**WHAT THE TASK REQUIRES**: Return the lines of the data below in which the string "light" occurs.

**DATA TO PROCESS**:
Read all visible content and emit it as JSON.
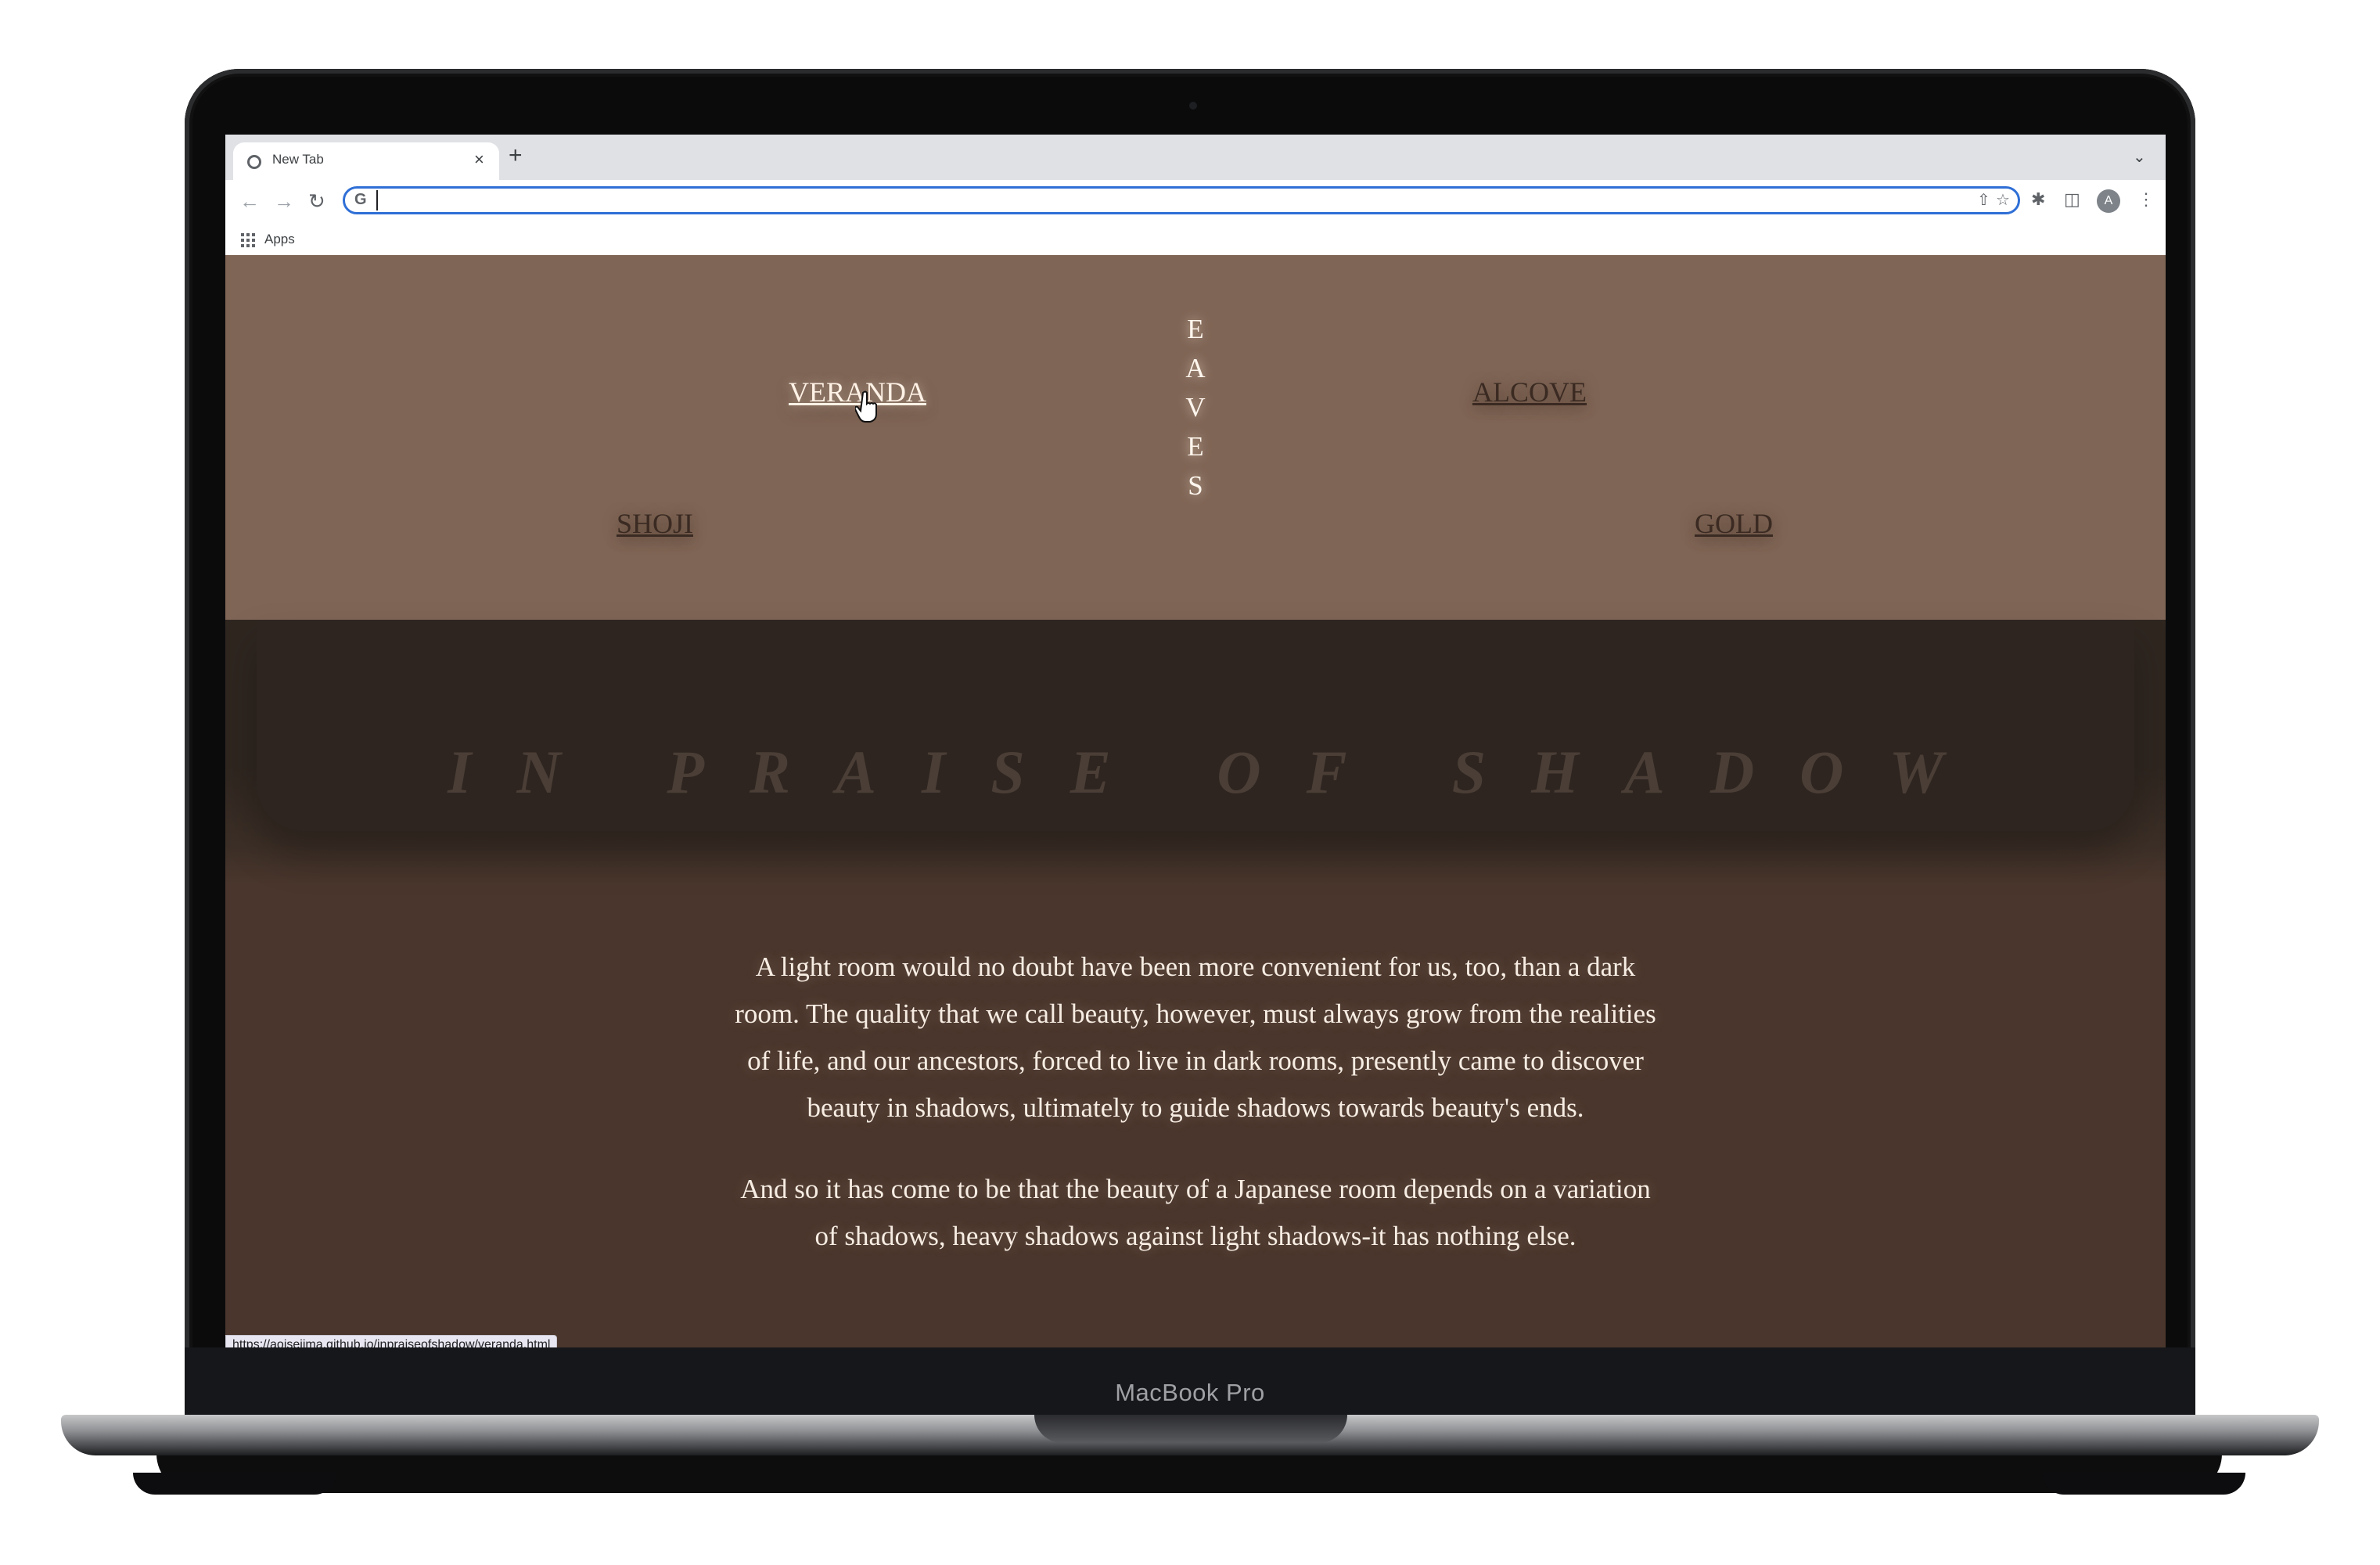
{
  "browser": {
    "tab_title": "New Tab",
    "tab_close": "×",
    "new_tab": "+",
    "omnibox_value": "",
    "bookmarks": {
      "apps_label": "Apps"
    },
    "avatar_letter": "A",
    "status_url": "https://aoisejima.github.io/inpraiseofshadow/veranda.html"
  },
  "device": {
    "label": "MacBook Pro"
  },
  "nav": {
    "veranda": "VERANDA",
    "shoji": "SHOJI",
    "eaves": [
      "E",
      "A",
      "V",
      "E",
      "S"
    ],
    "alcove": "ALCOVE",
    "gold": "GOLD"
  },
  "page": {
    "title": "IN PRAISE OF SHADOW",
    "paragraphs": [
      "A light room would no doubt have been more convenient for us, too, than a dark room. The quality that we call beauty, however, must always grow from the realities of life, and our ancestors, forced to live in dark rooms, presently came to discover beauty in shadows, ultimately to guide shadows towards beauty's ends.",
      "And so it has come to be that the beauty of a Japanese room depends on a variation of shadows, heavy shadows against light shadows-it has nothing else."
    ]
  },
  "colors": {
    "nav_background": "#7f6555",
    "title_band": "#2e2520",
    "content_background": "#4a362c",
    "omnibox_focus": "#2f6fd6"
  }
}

**OUTPUT FOR THIS TASK**:
      "A light room would no doubt have been more convenient for us, too, than a dark room. The quality that we call beauty, however, must always grow from the realities of life, and our ancestors, forced to live in dark rooms, presently came to discover beauty in shadows, ultimately to guide shadows towards beauty's ends.",
      "And so it has come to be that the beauty of a Japanese room depends on a variation of shadows, heavy shadows against light shadows-it has nothing else."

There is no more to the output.